"It will be refreshing to have a classy, beautiful, dignified First Lady in the White House. I'm tired of seeing a Ape in heels."
Beverly Whaling, the mayor of the tiny town of Clay, had appeared to applaud the incendiary comment and stepped down Tuesday amid the ensuing firestorm.
Local television news channel WSAZ confirmed that Whaling had resigned.
According to WSAZ, Clay County Development Corp. director Pamela Ramsey Taylor had posted after Donald Trump's election: "It will be refreshing to have a classy, beautiful, dignified First Lady in the White House. I'm tired of seeing a Ape in heels."
Whaling responded: "Just made my day Pam."
The comments were later deleted and both women's Facebook pages were eventually taken offline, The Washington Post reported citing local media.
Staffers at the Clay County Development Corp. told WSAZ that Taylor had been removed from her position.

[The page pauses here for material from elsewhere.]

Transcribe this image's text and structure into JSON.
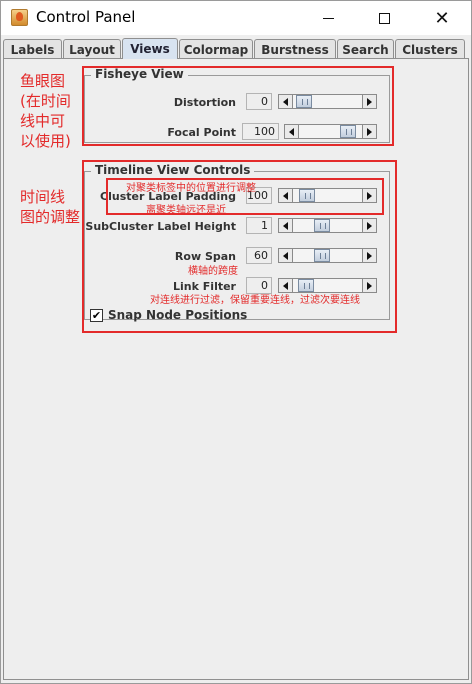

Barack Obama's eight years in office have been marred by racial slurs against the nation's first African American president and his family.
Clay has a population of less than 500, according to the 2010 census, and is the seat of Clay County in West Virginia.
The furor over the racist comment, and the mayor's seemingly agreeable response, prompted an online petition drive to have the two women ousted.
The text on www.thepetitionsite.com gathered nearly 160,000 signatures from across the country.
Whaling had apologized in a statement Monday to The Washington Post, writing: "My comment was not intended to be racist at all."
Michelle Obama emerged as a hugely popular surrogate for Democratic presidential nominee Hillary Clinton on the campaign trail.
Trump, a billionaire businessman, won West Virginia's five electoral votes, helping him to his unexpected triumph over Clinton.